The Wildlife and Countryside Act 1981 (as amended)

Applies to the protection of wildlife and countryside throughout Great Britain. Protection is given to birds, animals and plants. It is an offence to intentionally kill, injure or take any wild bird or take damage and destroy nests and eggs (with exception to species listed in Schedule 2). It is an offence to intentionally (or recklessly under the Nature Conservation (Scotland) Act 2004) to kill, injure or take wild animals listed in schedule 5 or interfere with places of shelter. It is also an offence to pick, uproot or destroy listed wild plants, seeds and spores.

The Act contains also contains measures for preventing the establishment of non-native species which may be detrimental to native wildlife and provides for the notification and confirmation of Sites of Special Scientific Interest (SSSI’s). In Scotland, this function has been replaced by the Nature Conservation (Scotland) Act 2004. The Act is supplemented by the Wildlife and Countryside (Service of Notices) Act 1985 and has undergone a range of amendments since its original enactment.
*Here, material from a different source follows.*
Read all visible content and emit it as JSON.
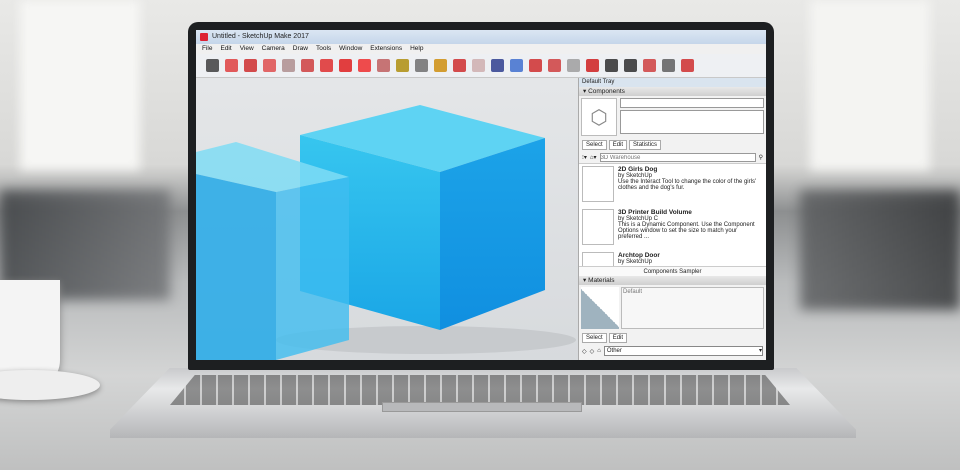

This Act has relevance to grounds maintenance operations during routine hedge and tree work. If you find evidence of nesting birds and continue such work you can be prosecuted. You can also be prosecuted under this Act if you disturb a bat roost during ground maintenance work or during construction, demolition and repair work on buildings and if you disturb great crested newts during any work that affects ponds or lakes on campus.

Forestry Act, 1967

Under the Forestry Act, a felling licence may be required to fell growing trees according to their location, volume and diameter, the type of tree work involved, other permission such as planning permission and other legal and statutory requirements such as in the circumstances of nuisance, danger or tree disease. If there are plans to fell any trees on your campus you should check to see if you need a licence with the Forestry Commission (England), Natural Resources Wales, Forestry Commission Scotland or the Forest Service within the Department of Agriculture and Rural Development in Northern Ireland (also in accordance with the  Forestry Act (Northern Ireland) 2010).

Natural Environment and Rural Communities Act 2006

The NERC Act requires public bodies, including Universities, to “have regard, so far as is consistent with the proper exercise of those functions, to the purpose of conserving biodiversity”.